# What to do:
Retype every record below exactly as it appears.

Content starts

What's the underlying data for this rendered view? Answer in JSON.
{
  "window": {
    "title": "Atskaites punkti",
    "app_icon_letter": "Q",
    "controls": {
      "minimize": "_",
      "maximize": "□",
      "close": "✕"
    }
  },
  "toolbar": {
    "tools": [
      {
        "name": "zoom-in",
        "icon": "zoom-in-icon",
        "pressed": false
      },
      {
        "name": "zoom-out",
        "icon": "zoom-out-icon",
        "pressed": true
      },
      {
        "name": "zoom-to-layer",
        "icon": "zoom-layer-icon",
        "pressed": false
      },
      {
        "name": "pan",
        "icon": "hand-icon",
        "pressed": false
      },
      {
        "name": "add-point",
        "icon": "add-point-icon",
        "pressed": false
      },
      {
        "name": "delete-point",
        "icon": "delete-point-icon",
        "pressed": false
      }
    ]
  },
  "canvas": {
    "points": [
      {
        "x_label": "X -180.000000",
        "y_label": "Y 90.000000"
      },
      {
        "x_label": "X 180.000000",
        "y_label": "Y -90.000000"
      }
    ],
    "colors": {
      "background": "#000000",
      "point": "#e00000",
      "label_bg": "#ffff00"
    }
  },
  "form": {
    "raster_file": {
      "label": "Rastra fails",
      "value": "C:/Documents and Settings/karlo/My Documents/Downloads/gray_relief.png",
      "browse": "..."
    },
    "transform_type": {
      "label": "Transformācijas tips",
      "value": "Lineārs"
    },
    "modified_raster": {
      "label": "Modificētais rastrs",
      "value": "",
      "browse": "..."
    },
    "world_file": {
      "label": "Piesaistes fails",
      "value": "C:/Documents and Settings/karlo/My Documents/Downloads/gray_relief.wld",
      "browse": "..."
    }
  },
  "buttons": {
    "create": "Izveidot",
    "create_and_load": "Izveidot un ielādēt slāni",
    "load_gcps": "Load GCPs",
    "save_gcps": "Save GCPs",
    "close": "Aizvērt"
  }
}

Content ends

# Result for this task:
What's the underlying data for this rendered view? Answer in JSON.
{
  "window": {
    "title": "Atskaites punkti",
    "app_icon_letter": "Q",
    "controls": {
      "minimize": "_",
      "maximize": "□",
      "close": "✕"
    }
  },
  "toolbar": {
    "tools": [
      {
        "name": "zoom-in",
        "icon": "zoom-in-icon",
        "pressed": false
      },
      {
        "name": "zoom-out",
        "icon": "zoom-out-icon",
        "pressed": true
      },
      {
        "name": "zoom-to-layer",
        "icon": "zoom-layer-icon",
        "pressed": false
      },
      {
        "name": "pan",
        "icon": "hand-icon",
        "pressed": false
      },
      {
        "name": "add-point",
        "icon": "add-point-icon",
        "pressed": false
      },
      {
        "name": "delete-point",
        "icon": "delete-point-icon",
        "pressed": false
      }
    ]
  },
  "canvas": {
    "points": [
      {
        "x_label": "X -180.000000",
        "y_label": "Y 90.000000"
      },
      {
        "x_label": "X 180.000000",
        "y_label": "Y -90.000000"
      }
    ],
    "colors": {
      "background": "#000000",
      "point": "#e00000",
      "label_bg": "#ffff00"
    }
  },
  "form": {
    "raster_file": {
      "label": "Rastra fails",
      "value": "C:/Documents and Settings/karlo/My Documents/Downloads/gray_relief.png",
      "browse": "..."
    },
    "transform_type": {
      "label": "Transformācijas tips",
      "value": "Lineārs"
    },
    "modified_raster": {
      "label": "Modificētais rastrs",
      "value": "",
      "browse": "..."
    },
    "world_file": {
      "label": "Piesaistes fails",
      "value": "C:/Documents and Settings/karlo/My Documents/Downloads/gray_relief.wld",
      "browse": "..."
    }
  },
  "buttons": {
    "create": "Izveidot",
    "create_and_load": "Izveidot un ielādēt slāni",
    "load_gcps": "Load GCPs",
    "save_gcps": "Save GCPs",
    "close": "Aizvērt"
  }
}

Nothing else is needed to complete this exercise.